DescriptionThis lecture for the Netherlands Institute in Turkey (Istanbul) was held online on October 15, 2020. Abstract: We all love a good story. The urge to hear stories and recount them to others is part of our DNA. In every period of history, wherever humans lived, stories spread from village to village, and eventually from culture to culture. Do religious practices travel too? Unlike stories, religious practices tend to remain unchanged from generation upon generation. The risk of angering the deity by not worshipping it precisely as dictated by tradition is too great. Due to this conservative nature, religions are generally not very open to outward influences. At the same time, research has shown that many religious practices throughout the world exhibit similar features. In areas where we see close cultural contacts, borrowing or influence in fact become plausible explanations for religious parallels. This is certainly the case for the parallels we see between the religious practices of ancient Mediterranean and Near Eastern cultures in the Late Bronze and Iron Ages. In this lecture, the striking parallels between the cults of the Mesopotamian goddess Ištar and the Anatolian Mother goddess will be explored as an example case study. The priests of these goddesses performed ecstatic rituals and were conceived of as neither men nor women. Did the Anatolian cult borrow from the older Mesopotamian cult? And if yes, how, and why? Taking examples from the case study, I explore the challenges in making a convincing case for religious borrowings between ancient Mediterranean cultures, while at the same time offering a tentative model for doing so.

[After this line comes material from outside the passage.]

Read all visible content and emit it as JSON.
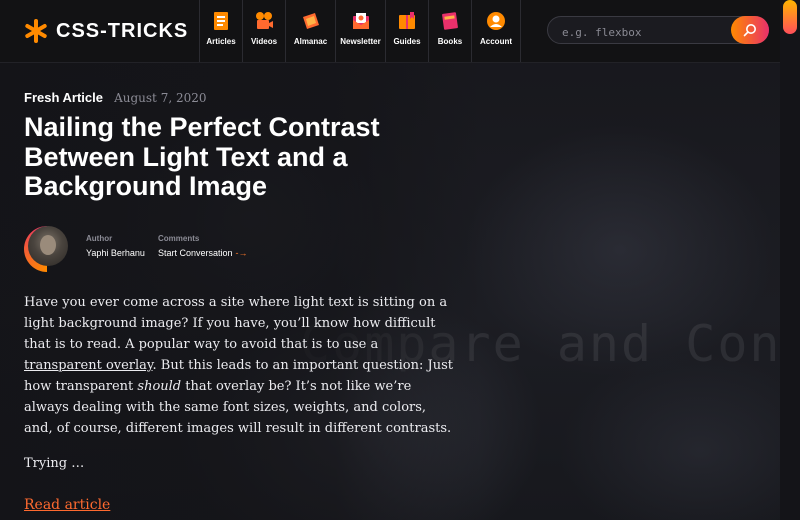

|Period||15 Oct 2020|
|Held at||Netherlands Institute in Turkey, Turkey|